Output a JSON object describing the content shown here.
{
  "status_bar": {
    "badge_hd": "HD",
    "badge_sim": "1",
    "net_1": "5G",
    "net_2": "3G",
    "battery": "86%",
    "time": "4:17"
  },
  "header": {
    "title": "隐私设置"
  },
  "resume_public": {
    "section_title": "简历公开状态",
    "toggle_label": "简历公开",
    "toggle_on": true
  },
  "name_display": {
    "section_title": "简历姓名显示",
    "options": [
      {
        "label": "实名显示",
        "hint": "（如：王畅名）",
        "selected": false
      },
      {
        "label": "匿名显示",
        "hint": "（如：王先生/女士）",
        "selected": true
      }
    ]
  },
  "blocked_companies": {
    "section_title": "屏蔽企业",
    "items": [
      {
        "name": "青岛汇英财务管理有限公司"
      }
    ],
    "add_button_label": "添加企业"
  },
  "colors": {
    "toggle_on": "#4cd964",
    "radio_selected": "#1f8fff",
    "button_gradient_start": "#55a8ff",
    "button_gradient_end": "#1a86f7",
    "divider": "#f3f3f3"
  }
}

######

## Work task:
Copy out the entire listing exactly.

## Solution for this problem:
Output a JSON object describing the content shown here.
{
  "status_bar": {
    "badge_hd": "HD",
    "badge_sim": "1",
    "net_1": "5G",
    "net_2": "3G",
    "battery": "86%",
    "time": "4:17"
  },
  "header": {
    "title": "隐私设置"
  },
  "resume_public": {
    "section_title": "简历公开状态",
    "toggle_label": "简历公开",
    "toggle_on": true
  },
  "name_display": {
    "section_title": "简历姓名显示",
    "options": [
      {
        "label": "实名显示",
        "hint": "（如：王畅名）",
        "selected": false
      },
      {
        "label": "匿名显示",
        "hint": "（如：王先生/女士）",
        "selected": true
      }
    ]
  },
  "blocked_companies": {
    "section_title": "屏蔽企业",
    "items": [
      {
        "name": "青岛汇英财务管理有限公司"
      }
    ],
    "add_button_label": "添加企业"
  },
  "colors": {
    "toggle_on": "#4cd964",
    "radio_selected": "#1f8fff",
    "button_gradient_start": "#55a8ff",
    "button_gradient_end": "#1a86f7",
    "divider": "#f3f3f3"
  }
}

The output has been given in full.